Exercise objective
Which of the lines below hold "this"? Please return each one.

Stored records

________________

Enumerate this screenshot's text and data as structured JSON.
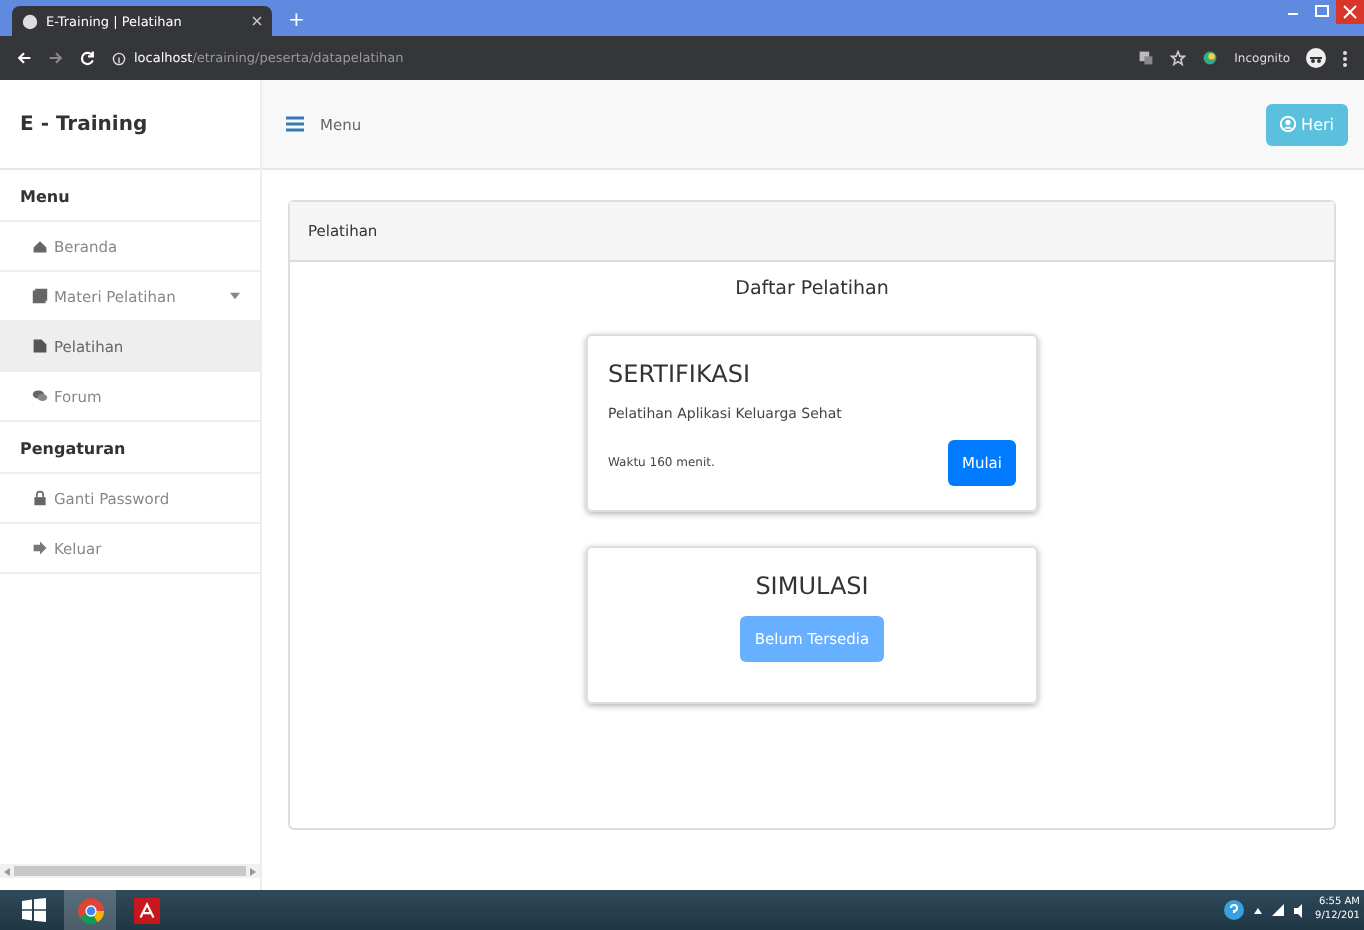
{
  "browser": {
    "tab_title": "E-Training | Pelatihan",
    "new_tab": "+",
    "url_host": "localhost",
    "url_path": "/etraining/peserta/datapelatihan",
    "incognito": "Incognito"
  },
  "sidebar": {
    "brand": "E - Training",
    "sections": [
      {
        "heading": "Menu",
        "items": [
          {
            "label": "Beranda",
            "selected": false
          },
          {
            "label": "Materi Pelatihan",
            "selected": false,
            "expanded": false
          },
          {
            "label": "Pelatihan",
            "selected": true
          },
          {
            "label": "Forum",
            "selected": false
          }
        ]
      },
      {
        "heading": "Pengaturan",
        "items": [
          {
            "label": "Ganti Password",
            "selected": false
          },
          {
            "label": "Keluar",
            "selected": false
          }
        ]
      }
    ]
  },
  "topbar": {
    "menu_label": "Menu",
    "user": "Heri"
  },
  "panel": {
    "heading": "Pelatihan",
    "title": "Daftar Pelatihan",
    "cards": [
      {
        "kind": "course",
        "title": "SERTIFIKASI",
        "subtitle": "Pelatihan Aplikasi Keluarga Sehat",
        "duration": "Waktu 160 menit.",
        "button": "Mulai",
        "disabled": false
      },
      {
        "kind": "unavailable",
        "title": "SIMULASI",
        "button": "Belum Tersedia",
        "disabled": true
      }
    ]
  },
  "taskbar": {
    "time": "6:55 AM",
    "date": "9/12/201"
  }
}
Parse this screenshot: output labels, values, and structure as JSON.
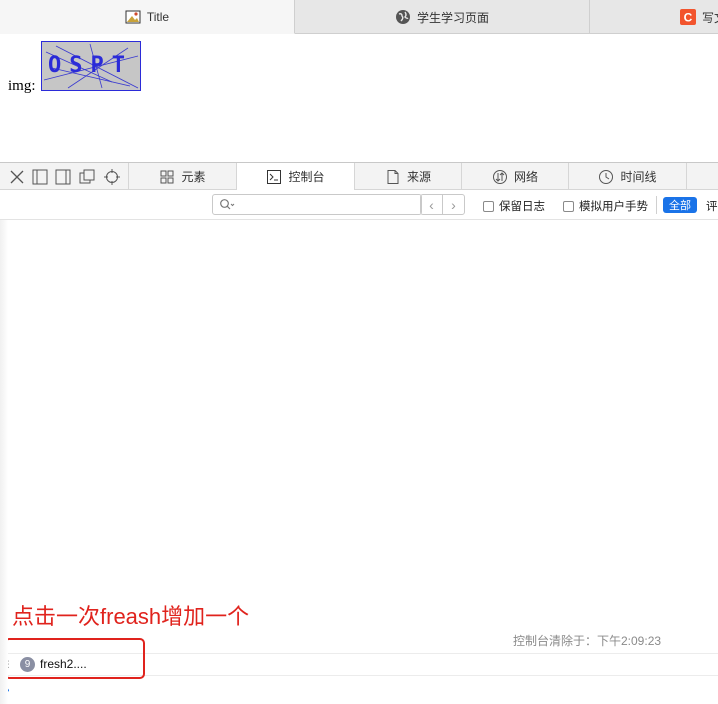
{
  "browser": {
    "tabs": [
      {
        "label": "Title",
        "icon": "image-icon",
        "active": true
      },
      {
        "label": "学生学习页面",
        "icon": "globe-icon",
        "active": false
      },
      {
        "label": "写文",
        "icon": "csdn-c-icon",
        "active": false
      }
    ]
  },
  "page": {
    "label": "img:",
    "captcha": {
      "text": "OSPT",
      "colors": {
        "background": "#c6c6c6",
        "text": "#2b2bd8"
      }
    }
  },
  "devtools": {
    "tabs": [
      {
        "label": "元素",
        "icon": "elements-icon"
      },
      {
        "label": "控制台",
        "icon": "console-icon",
        "active": true
      },
      {
        "label": "来源",
        "icon": "sources-icon"
      },
      {
        "label": "网络",
        "icon": "network-icon"
      },
      {
        "label": "时间线",
        "icon": "timeline-icon"
      }
    ],
    "filter": {
      "search_placeholder": "",
      "preserve_log": "保留日志",
      "simulate_gesture": "模拟用户手势",
      "all_label": "全部",
      "more_label": "评"
    },
    "console": {
      "annotation": "点击一次freash增加一个",
      "cleared_text": "控制台清除于：下午2:09:23",
      "log": {
        "count": "9",
        "text": "fresh2...."
      },
      "accent": "#1a73e8"
    }
  }
}
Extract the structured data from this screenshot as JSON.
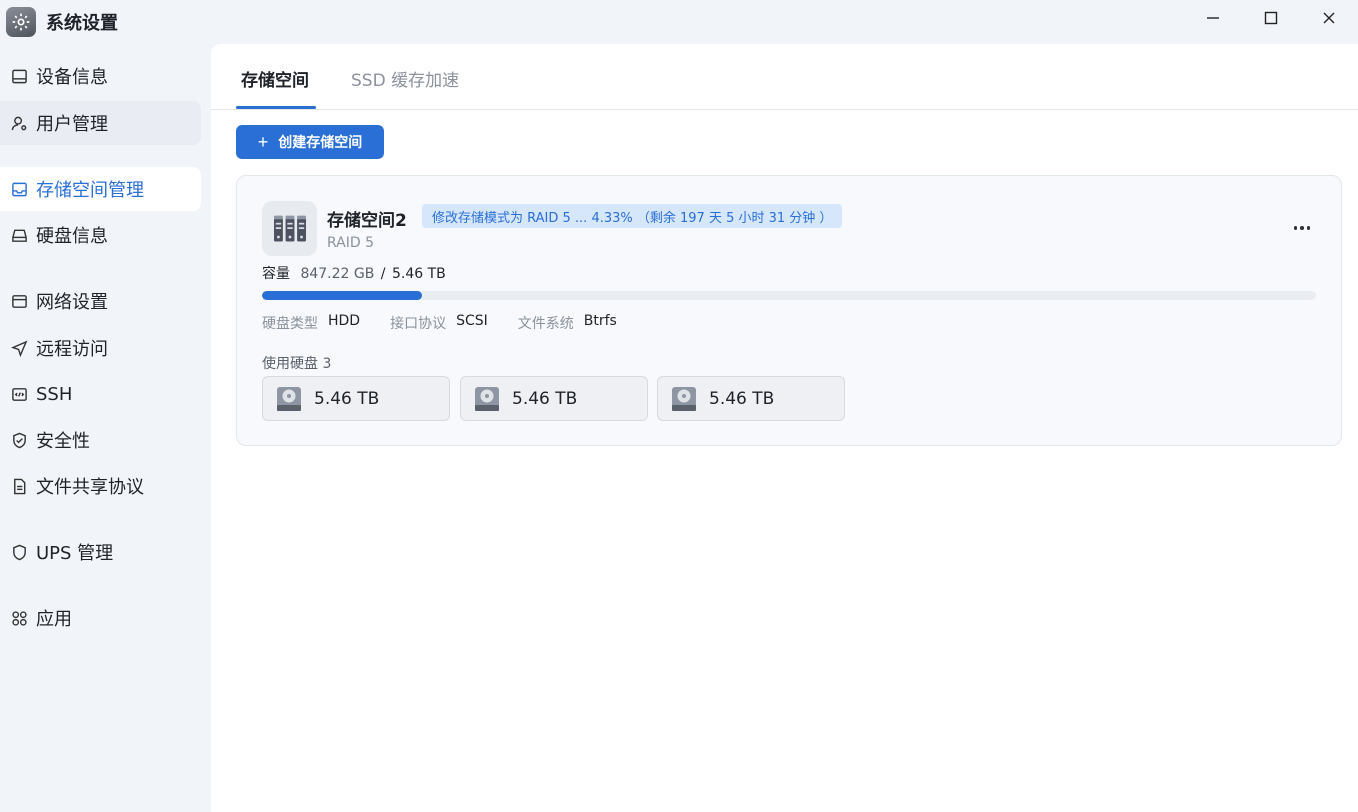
{
  "window": {
    "title": "系统设置"
  },
  "sidebar": {
    "items": [
      {
        "label": "设备信息",
        "icon": "device-icon"
      },
      {
        "label": "用户管理",
        "icon": "user-gear-icon"
      },
      {
        "label": "存储空间管理",
        "icon": "storage-icon"
      },
      {
        "label": "硬盘信息",
        "icon": "disk-icon"
      },
      {
        "label": "网络设置",
        "icon": "network-icon"
      },
      {
        "label": "远程访问",
        "icon": "remote-access-icon"
      },
      {
        "label": "SSH",
        "icon": "code-icon"
      },
      {
        "label": "安全性",
        "icon": "shield-check-icon"
      },
      {
        "label": "文件共享协议",
        "icon": "document-icon"
      },
      {
        "label": "UPS 管理",
        "icon": "shield-icon"
      },
      {
        "label": "应用",
        "icon": "apps-icon"
      }
    ],
    "active_index": 2
  },
  "tabs": [
    {
      "label": "存储空间"
    },
    {
      "label": "SSD 缓存加速"
    }
  ],
  "toolbar": {
    "create_label": "创建存储空间"
  },
  "storage": {
    "name": "存储空间2",
    "status": "修改存储模式为 RAID 5 ... 4.33%  （剩余 197 天 5 小时 31 分钟 ）",
    "raid": "RAID 5",
    "capacity_label": "容量",
    "used": "847.22 GB",
    "total": "5.46 TB",
    "used_fraction": 0.152,
    "disk_type_label": "硬盘类型",
    "disk_type": "HDD",
    "interface_label": "接口协议",
    "interface": "SCSI",
    "fs_label": "文件系统",
    "fs": "Btrfs",
    "disks_label": "使用硬盘 3",
    "disks": [
      {
        "size": "5.46 TB"
      },
      {
        "size": "5.46 TB"
      },
      {
        "size": "5.46 TB"
      }
    ]
  },
  "colors": {
    "accent": "#2a6fd6",
    "badge_bg": "#d6e6fb",
    "sidebar_bg": "#f1f4f9"
  }
}
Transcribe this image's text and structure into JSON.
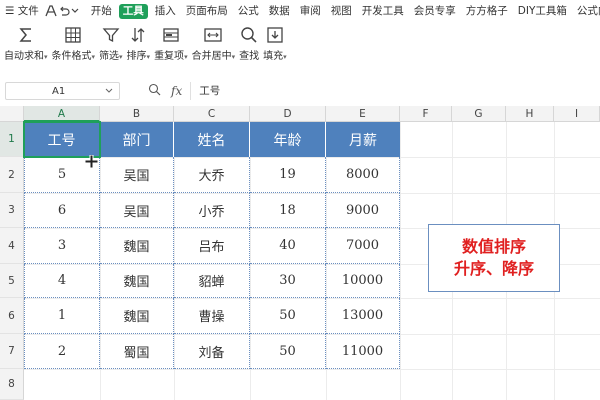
{
  "menubar": {
    "hamburger": "☰",
    "file_label": "文件",
    "items": [
      "开始",
      "工具",
      "插入",
      "页面布局",
      "公式",
      "数据",
      "审阅",
      "视图",
      "开发工具",
      "会员专享",
      "方方格子",
      "DIY工具箱",
      "公式向导"
    ],
    "active_index": 1
  },
  "ribbon": {
    "buttons": [
      {
        "label": "自动求和",
        "caret": "▾",
        "icon": "sigma-icon"
      },
      {
        "label": "条件格式",
        "caret": "▾",
        "icon": "grid-icon"
      },
      {
        "label": "筛选",
        "caret": "▾",
        "icon": "filter-icon"
      },
      {
        "label": "排序",
        "caret": "▾",
        "icon": "sort-icon"
      },
      {
        "label": "重复项",
        "caret": "▾",
        "icon": "duplicate-icon"
      },
      {
        "label": "合并居中",
        "caret": "▾",
        "icon": "merge-icon"
      },
      {
        "label": "查找",
        "caret": "",
        "icon": "search-icon"
      },
      {
        "label": "填充",
        "caret": "▾",
        "icon": "fill-icon"
      }
    ]
  },
  "formula_bar": {
    "name_box": "A1",
    "fx": "fx",
    "content": "工号"
  },
  "grid": {
    "columns": [
      "A",
      "B",
      "C",
      "D",
      "E",
      "F",
      "G",
      "H",
      "I"
    ],
    "rows": [
      "1",
      "2",
      "3",
      "4",
      "5",
      "6",
      "7",
      "8"
    ],
    "selected_col": "A",
    "selected_row": "1"
  },
  "table": {
    "headers": [
      "工号",
      "部门",
      "姓名",
      "年龄",
      "月薪"
    ],
    "rows": [
      [
        "5",
        "吴国",
        "大乔",
        "19",
        "8000"
      ],
      [
        "6",
        "吴国",
        "小乔",
        "18",
        "9000"
      ],
      [
        "3",
        "魏国",
        "吕布",
        "40",
        "7000"
      ],
      [
        "4",
        "魏国",
        "貂蝉",
        "30",
        "10000"
      ],
      [
        "1",
        "魏国",
        "曹操",
        "50",
        "13000"
      ],
      [
        "2",
        "蜀国",
        "刘备",
        "50",
        "11000"
      ]
    ]
  },
  "note": {
    "line1": "数值排序",
    "line2": "升序、降序"
  },
  "colors": {
    "accent": "#1fa05a",
    "header_fill": "#4f81bd",
    "note_text": "#e02020"
  }
}
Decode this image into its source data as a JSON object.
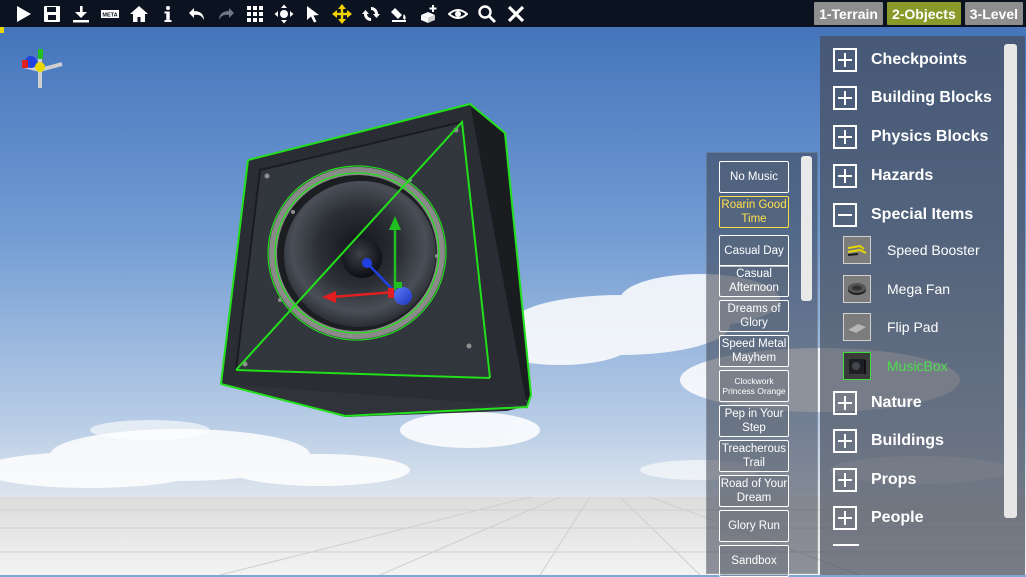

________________

Result below
Enumerate this screenshot's text and data as structured JSON.
Parse this screenshot: output labels, values, and structure as JSON.
Extract the structured data from this screenshot as JSON.
Transcribe this image's text and structure into JSON.
Decode this image into its source data as a JSON object.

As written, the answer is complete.